*What the task asks*
From the listing below, pick out each line with the word "value".

*The data*
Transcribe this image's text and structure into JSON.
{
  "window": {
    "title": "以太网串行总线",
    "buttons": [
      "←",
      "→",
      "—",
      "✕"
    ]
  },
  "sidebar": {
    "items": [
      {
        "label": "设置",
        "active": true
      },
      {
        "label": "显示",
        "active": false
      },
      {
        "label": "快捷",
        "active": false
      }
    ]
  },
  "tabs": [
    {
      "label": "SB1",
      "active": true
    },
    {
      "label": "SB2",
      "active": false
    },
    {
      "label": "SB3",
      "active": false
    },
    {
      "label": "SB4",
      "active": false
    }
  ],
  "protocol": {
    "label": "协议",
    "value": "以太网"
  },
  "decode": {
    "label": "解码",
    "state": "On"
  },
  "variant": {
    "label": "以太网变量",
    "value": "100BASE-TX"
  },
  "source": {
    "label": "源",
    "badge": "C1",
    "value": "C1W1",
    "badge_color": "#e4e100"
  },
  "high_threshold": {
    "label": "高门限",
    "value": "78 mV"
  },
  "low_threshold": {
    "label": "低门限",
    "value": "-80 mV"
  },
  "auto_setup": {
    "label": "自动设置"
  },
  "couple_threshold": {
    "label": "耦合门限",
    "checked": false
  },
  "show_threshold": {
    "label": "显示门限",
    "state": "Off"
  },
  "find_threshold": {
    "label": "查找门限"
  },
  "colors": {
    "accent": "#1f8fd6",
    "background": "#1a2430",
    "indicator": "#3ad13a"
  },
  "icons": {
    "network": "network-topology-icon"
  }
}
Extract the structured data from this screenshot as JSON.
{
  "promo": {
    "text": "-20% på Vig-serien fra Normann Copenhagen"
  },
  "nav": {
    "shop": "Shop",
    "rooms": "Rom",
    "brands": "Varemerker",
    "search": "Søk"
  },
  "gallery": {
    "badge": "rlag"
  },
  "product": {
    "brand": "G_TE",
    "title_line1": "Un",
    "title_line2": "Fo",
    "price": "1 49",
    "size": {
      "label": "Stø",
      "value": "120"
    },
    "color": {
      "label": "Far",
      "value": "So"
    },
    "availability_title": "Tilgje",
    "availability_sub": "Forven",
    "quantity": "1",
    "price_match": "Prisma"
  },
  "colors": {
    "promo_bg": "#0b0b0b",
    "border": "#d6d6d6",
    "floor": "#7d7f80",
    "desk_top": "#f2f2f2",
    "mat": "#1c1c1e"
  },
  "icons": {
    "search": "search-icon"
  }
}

*Task result*
    "value": "以太网"
    "value": "100BASE-TX"
    "value": "C1W1",
    "value": "78 mV"
    "value": "-80 mV"
      "value": "120"
      "value": "So"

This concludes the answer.